### WHAT YOU WILL DO
Could you restate every entry word for word, minus the pictures?

### RECORD EXTRACTS
■ ■ ■ ■

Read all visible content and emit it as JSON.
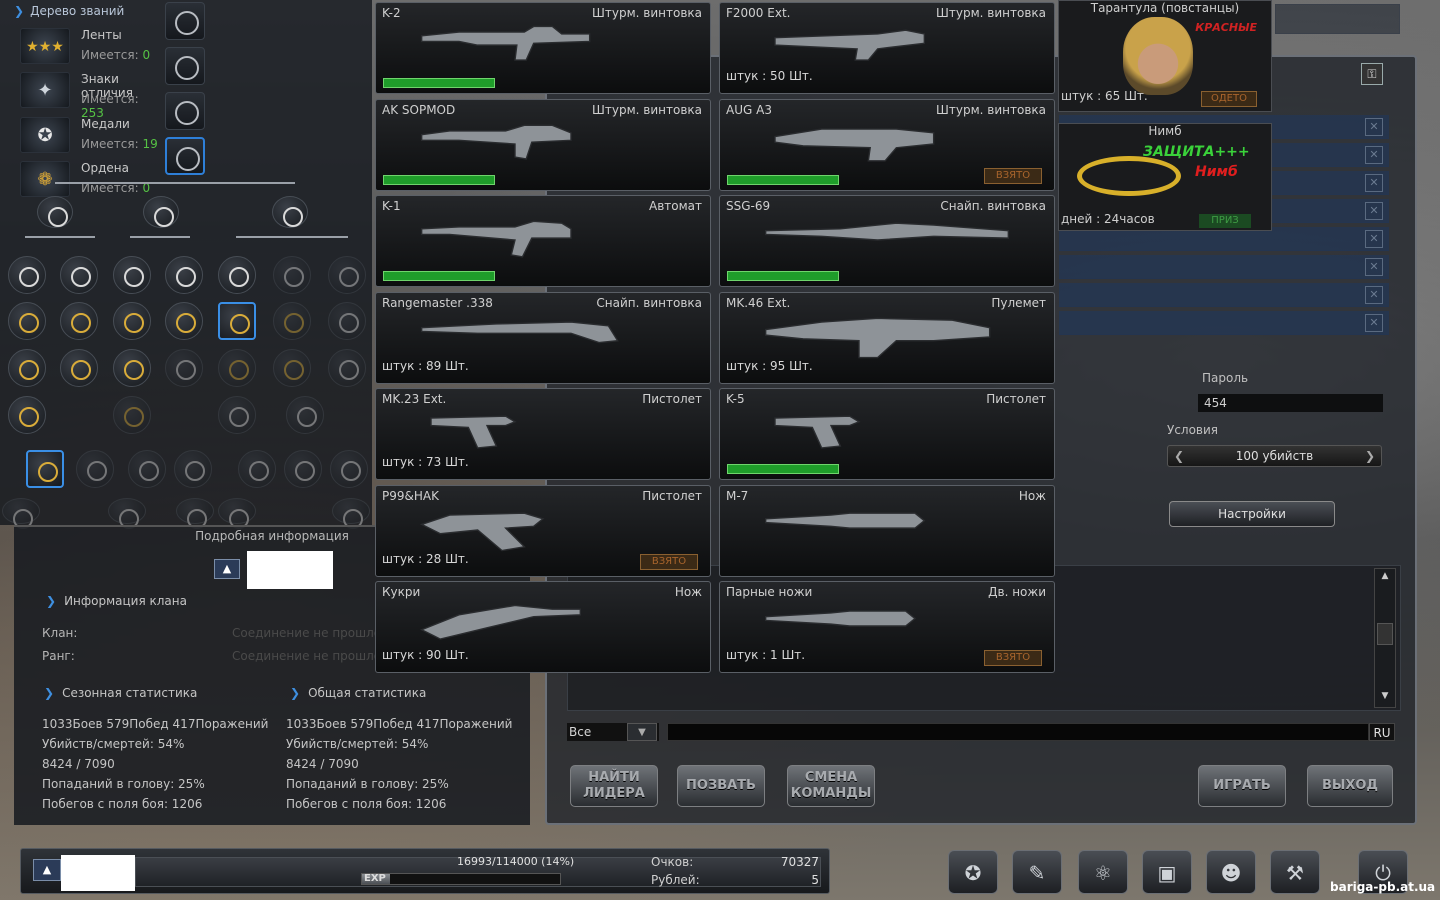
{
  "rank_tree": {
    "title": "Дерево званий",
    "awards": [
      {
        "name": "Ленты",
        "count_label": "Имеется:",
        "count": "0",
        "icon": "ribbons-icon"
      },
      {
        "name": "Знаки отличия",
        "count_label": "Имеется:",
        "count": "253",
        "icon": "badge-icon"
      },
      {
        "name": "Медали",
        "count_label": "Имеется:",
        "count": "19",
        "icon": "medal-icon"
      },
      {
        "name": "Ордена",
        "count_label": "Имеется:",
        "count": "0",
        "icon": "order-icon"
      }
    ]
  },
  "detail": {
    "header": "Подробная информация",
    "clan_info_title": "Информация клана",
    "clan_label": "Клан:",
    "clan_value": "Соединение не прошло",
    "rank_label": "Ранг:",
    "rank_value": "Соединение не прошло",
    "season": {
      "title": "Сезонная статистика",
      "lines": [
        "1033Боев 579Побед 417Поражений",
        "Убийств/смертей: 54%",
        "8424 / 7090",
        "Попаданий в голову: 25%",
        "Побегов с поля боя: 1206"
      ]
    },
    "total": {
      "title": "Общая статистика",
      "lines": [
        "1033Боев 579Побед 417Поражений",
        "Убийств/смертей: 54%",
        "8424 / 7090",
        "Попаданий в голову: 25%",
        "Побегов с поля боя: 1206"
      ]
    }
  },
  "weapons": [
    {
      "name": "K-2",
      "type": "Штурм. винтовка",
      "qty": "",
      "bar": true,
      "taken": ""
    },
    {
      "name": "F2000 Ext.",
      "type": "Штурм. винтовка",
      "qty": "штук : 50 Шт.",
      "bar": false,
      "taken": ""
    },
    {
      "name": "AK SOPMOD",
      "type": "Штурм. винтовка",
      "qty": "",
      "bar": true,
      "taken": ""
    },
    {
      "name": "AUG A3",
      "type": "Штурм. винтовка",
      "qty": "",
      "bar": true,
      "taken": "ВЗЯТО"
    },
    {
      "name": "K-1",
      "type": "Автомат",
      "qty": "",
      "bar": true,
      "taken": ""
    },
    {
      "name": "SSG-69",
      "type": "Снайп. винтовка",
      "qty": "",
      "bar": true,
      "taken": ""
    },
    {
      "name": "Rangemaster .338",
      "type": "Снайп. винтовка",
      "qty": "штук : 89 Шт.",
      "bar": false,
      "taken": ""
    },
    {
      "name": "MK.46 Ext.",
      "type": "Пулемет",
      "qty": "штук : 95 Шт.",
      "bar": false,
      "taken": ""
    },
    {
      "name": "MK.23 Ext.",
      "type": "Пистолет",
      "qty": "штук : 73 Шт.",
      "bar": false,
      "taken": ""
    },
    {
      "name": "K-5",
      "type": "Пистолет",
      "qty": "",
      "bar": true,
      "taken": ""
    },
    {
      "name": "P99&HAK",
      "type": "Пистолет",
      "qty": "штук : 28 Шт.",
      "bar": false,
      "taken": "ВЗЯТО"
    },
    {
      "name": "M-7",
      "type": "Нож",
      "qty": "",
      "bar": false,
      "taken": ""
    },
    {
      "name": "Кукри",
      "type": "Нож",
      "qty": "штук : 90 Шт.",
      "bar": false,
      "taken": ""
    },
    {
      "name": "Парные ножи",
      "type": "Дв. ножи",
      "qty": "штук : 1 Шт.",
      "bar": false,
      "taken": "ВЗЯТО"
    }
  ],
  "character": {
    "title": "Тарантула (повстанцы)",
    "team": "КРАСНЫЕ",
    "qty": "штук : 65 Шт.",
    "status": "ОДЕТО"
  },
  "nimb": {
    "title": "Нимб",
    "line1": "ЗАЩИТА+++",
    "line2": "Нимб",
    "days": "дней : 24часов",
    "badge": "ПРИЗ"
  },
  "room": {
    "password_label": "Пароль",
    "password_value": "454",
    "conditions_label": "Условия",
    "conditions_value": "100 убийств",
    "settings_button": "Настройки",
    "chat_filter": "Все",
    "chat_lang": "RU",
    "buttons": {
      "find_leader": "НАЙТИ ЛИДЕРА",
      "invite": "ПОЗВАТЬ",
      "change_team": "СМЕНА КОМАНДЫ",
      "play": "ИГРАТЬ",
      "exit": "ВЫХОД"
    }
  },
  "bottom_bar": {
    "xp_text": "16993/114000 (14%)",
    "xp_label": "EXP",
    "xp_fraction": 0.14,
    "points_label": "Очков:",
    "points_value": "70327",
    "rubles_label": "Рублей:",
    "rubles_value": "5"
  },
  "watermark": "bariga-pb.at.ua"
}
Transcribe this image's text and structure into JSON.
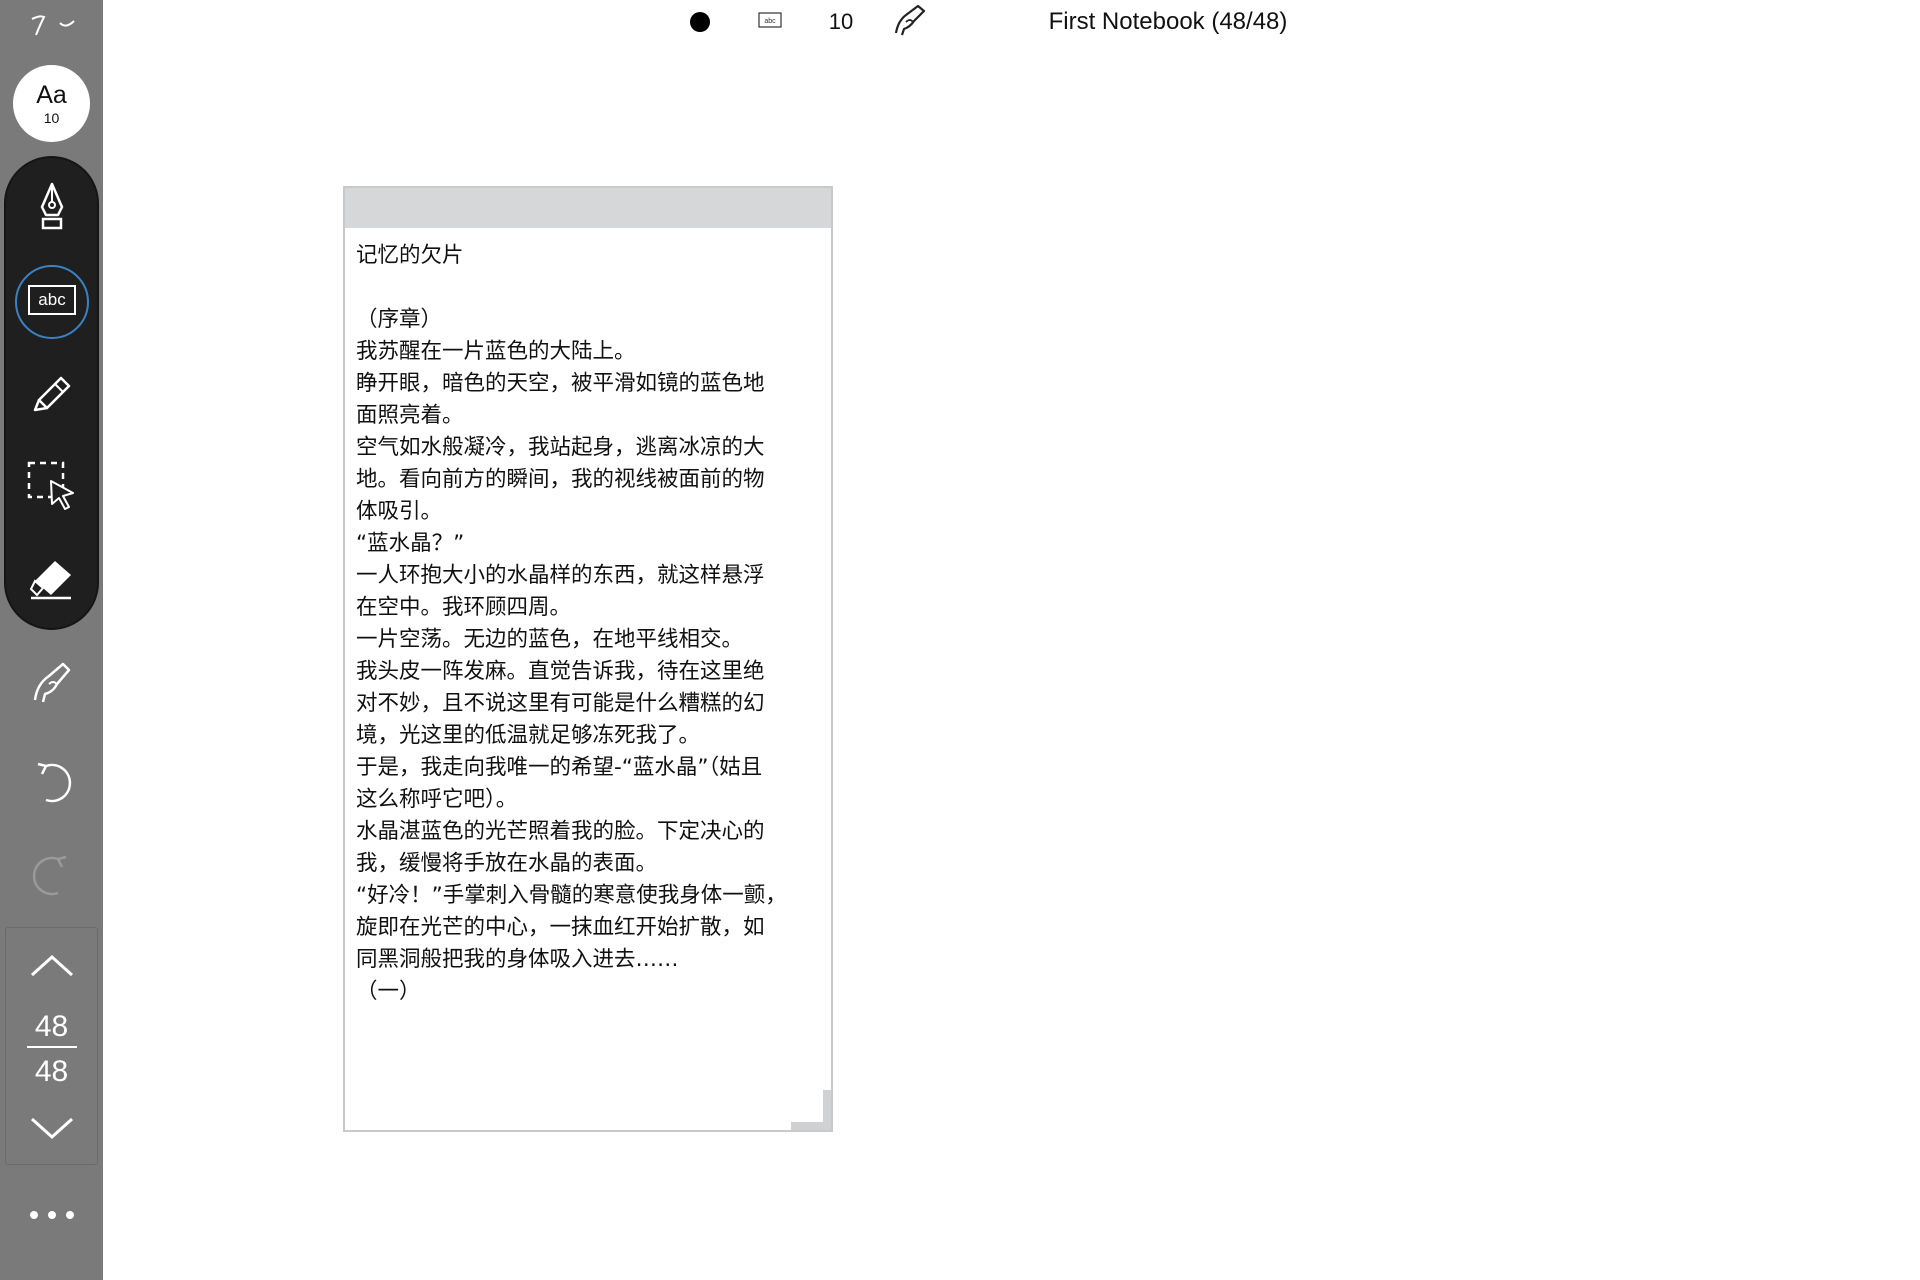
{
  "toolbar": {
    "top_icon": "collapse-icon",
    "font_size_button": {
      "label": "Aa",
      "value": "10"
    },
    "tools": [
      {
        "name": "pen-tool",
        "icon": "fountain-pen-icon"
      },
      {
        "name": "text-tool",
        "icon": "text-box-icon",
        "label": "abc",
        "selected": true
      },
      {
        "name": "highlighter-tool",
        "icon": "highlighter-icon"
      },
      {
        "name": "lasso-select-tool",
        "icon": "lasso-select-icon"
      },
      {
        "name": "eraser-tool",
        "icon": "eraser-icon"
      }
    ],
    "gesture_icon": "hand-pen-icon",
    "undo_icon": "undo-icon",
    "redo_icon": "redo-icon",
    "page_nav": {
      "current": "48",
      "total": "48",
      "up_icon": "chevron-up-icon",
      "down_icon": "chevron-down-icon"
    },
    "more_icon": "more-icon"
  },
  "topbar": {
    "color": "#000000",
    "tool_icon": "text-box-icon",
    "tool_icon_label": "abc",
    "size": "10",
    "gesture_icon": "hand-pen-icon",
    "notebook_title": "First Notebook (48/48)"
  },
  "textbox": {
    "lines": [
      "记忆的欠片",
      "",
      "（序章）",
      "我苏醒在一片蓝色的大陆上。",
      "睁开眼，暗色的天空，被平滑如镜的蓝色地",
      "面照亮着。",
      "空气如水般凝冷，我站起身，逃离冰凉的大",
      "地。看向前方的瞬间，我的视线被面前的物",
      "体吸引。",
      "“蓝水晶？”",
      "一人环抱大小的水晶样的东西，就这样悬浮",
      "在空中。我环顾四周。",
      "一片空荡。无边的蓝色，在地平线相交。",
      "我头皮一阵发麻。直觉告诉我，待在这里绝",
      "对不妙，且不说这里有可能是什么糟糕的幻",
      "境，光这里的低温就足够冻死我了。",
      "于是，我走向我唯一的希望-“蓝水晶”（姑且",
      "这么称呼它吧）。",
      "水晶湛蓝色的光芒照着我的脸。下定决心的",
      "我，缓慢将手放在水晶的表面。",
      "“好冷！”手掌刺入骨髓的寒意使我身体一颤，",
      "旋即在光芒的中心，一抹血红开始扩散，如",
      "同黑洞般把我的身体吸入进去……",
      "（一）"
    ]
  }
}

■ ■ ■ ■

### ANSWER TO THIS TASK
Read all visible content and emit it as JSON.
{
  "rank_tree": {
    "title": "Дерево званий",
    "awards": [
      {
        "name": "Ленты",
        "count_label": "Имеется:",
        "count": "0",
        "icon": "ribbons-icon"
      },
      {
        "name": "Знаки отличия",
        "count_label": "Имеется:",
        "count": "253",
        "icon": "badge-icon"
      },
      {
        "name": "Медали",
        "count_label": "Имеется:",
        "count": "19",
        "icon": "medal-icon"
      },
      {
        "name": "Ордена",
        "count_label": "Имеется:",
        "count": "0",
        "icon": "order-icon"
      }
    ]
  },
  "detail": {
    "header": "Подробная информация",
    "clan_info_title": "Информация клана",
    "clan_label": "Клан:",
    "clan_value": "Соединение не прошло",
    "rank_label": "Ранг:",
    "rank_value": "Соединение не прошло",
    "season": {
      "title": "Сезонная статистика",
      "lines": [
        "1033Боев 579Побед 417Поражений",
        "Убийств/смертей: 54%",
        "8424 / 7090",
        "Попаданий в голову: 25%",
        "Побегов с поля боя: 1206"
      ]
    },
    "total": {
      "title": "Общая статистика",
      "lines": [
        "1033Боев 579Побед 417Поражений",
        "Убийств/смертей: 54%",
        "8424 / 7090",
        "Попаданий в голову: 25%",
        "Побегов с поля боя: 1206"
      ]
    }
  },
  "weapons": [
    {
      "name": "K-2",
      "type": "Штурм. винтовка",
      "qty": "",
      "bar": true,
      "taken": ""
    },
    {
      "name": "F2000 Ext.",
      "type": "Штурм. винтовка",
      "qty": "штук : 50 Шт.",
      "bar": false,
      "taken": ""
    },
    {
      "name": "AK SOPMOD",
      "type": "Штурм. винтовка",
      "qty": "",
      "bar": true,
      "taken": ""
    },
    {
      "name": "AUG A3",
      "type": "Штурм. винтовка",
      "qty": "",
      "bar": true,
      "taken": "ВЗЯТО"
    },
    {
      "name": "K-1",
      "type": "Автомат",
      "qty": "",
      "bar": true,
      "taken": ""
    },
    {
      "name": "SSG-69",
      "type": "Снайп. винтовка",
      "qty": "",
      "bar": true,
      "taken": ""
    },
    {
      "name": "Rangemaster .338",
      "type": "Снайп. винтовка",
      "qty": "штук : 89 Шт.",
      "bar": false,
      "taken": ""
    },
    {
      "name": "MK.46 Ext.",
      "type": "Пулемет",
      "qty": "штук : 95 Шт.",
      "bar": false,
      "taken": ""
    },
    {
      "name": "MK.23 Ext.",
      "type": "Пистолет",
      "qty": "штук : 73 Шт.",
      "bar": false,
      "taken": ""
    },
    {
      "name": "K-5",
      "type": "Пистолет",
      "qty": "",
      "bar": true,
      "taken": ""
    },
    {
      "name": "P99&HAK",
      "type": "Пистолет",
      "qty": "штук : 28 Шт.",
      "bar": false,
      "taken": "ВЗЯТО"
    },
    {
      "name": "M-7",
      "type": "Нож",
      "qty": "",
      "bar": false,
      "taken": ""
    },
    {
      "name": "Кукри",
      "type": "Нож",
      "qty": "штук : 90 Шт.",
      "bar": false,
      "taken": ""
    },
    {
      "name": "Парные ножи",
      "type": "Дв. ножи",
      "qty": "штук : 1 Шт.",
      "bar": false,
      "taken": "ВЗЯТО"
    }
  ],
  "character": {
    "title": "Тарантула (повстанцы)",
    "team": "КРАСНЫЕ",
    "qty": "штук : 65 Шт.",
    "status": "ОДЕТО"
  },
  "nimb": {
    "title": "Нимб",
    "line1": "ЗАЩИТА+++",
    "line2": "Нимб",
    "days": "дней : 24часов",
    "badge": "ПРИЗ"
  },
  "room": {
    "password_label": "Пароль",
    "password_value": "454",
    "conditions_label": "Условия",
    "conditions_value": "100 убийств",
    "settings_button": "Настройки",
    "chat_filter": "Все",
    "chat_lang": "RU",
    "buttons": {
      "find_leader": "НАЙТИ ЛИДЕРА",
      "invite": "ПОЗВАТЬ",
      "change_team": "СМЕНА КОМАНДЫ",
      "play": "ИГРАТЬ",
      "exit": "ВЫХОД"
    }
  },
  "bottom_bar": {
    "xp_text": "16993/114000 (14%)",
    "xp_label": "EXP",
    "xp_fraction": 0.14,
    "points_label": "Очков:",
    "points_value": "70327",
    "rubles_label": "Рублей:",
    "rubles_value": "5"
  },
  "watermark": "bariga-pb.at.ua"
}
Transcribe this image's text and structure into JSON.
{
  "toolbar": {
    "top_icon": "collapse-icon",
    "font_size_button": {
      "label": "Aa",
      "value": "10"
    },
    "tools": [
      {
        "name": "pen-tool",
        "icon": "fountain-pen-icon"
      },
      {
        "name": "text-tool",
        "icon": "text-box-icon",
        "label": "abc",
        "selected": true
      },
      {
        "name": "highlighter-tool",
        "icon": "highlighter-icon"
      },
      {
        "name": "lasso-select-tool",
        "icon": "lasso-select-icon"
      },
      {
        "name": "eraser-tool",
        "icon": "eraser-icon"
      }
    ],
    "gesture_icon": "hand-pen-icon",
    "undo_icon": "undo-icon",
    "redo_icon": "redo-icon",
    "page_nav": {
      "current": "48",
      "total": "48",
      "up_icon": "chevron-up-icon",
      "down_icon": "chevron-down-icon"
    },
    "more_icon": "more-icon"
  },
  "topbar": {
    "color": "#000000",
    "tool_icon": "text-box-icon",
    "tool_icon_label": "abc",
    "size": "10",
    "gesture_icon": "hand-pen-icon",
    "notebook_title": "First Notebook (48/48)"
  },
  "textbox": {
    "lines": [
      "记忆的欠片",
      "",
      "（序章）",
      "我苏醒在一片蓝色的大陆上。",
      "睁开眼，暗色的天空，被平滑如镜的蓝色地",
      "面照亮着。",
      "空气如水般凝冷，我站起身，逃离冰凉的大",
      "地。看向前方的瞬间，我的视线被面前的物",
      "体吸引。",
      "“蓝水晶？”",
      "一人环抱大小的水晶样的东西，就这样悬浮",
      "在空中。我环顾四周。",
      "一片空荡。无边的蓝色，在地平线相交。",
      "我头皮一阵发麻。直觉告诉我，待在这里绝",
      "对不妙，且不说这里有可能是什么糟糕的幻",
      "境，光这里的低温就足够冻死我了。",
      "于是，我走向我唯一的希望-“蓝水晶”（姑且",
      "这么称呼它吧）。",
      "水晶湛蓝色的光芒照着我的脸。下定决心的",
      "我，缓慢将手放在水晶的表面。",
      "“好冷！”手掌刺入骨髓的寒意使我身体一颤，",
      "旋即在光芒的中心，一抹血红开始扩散，如",
      "同黑洞般把我的身体吸入进去……",
      "（一）"
    ]
  }
}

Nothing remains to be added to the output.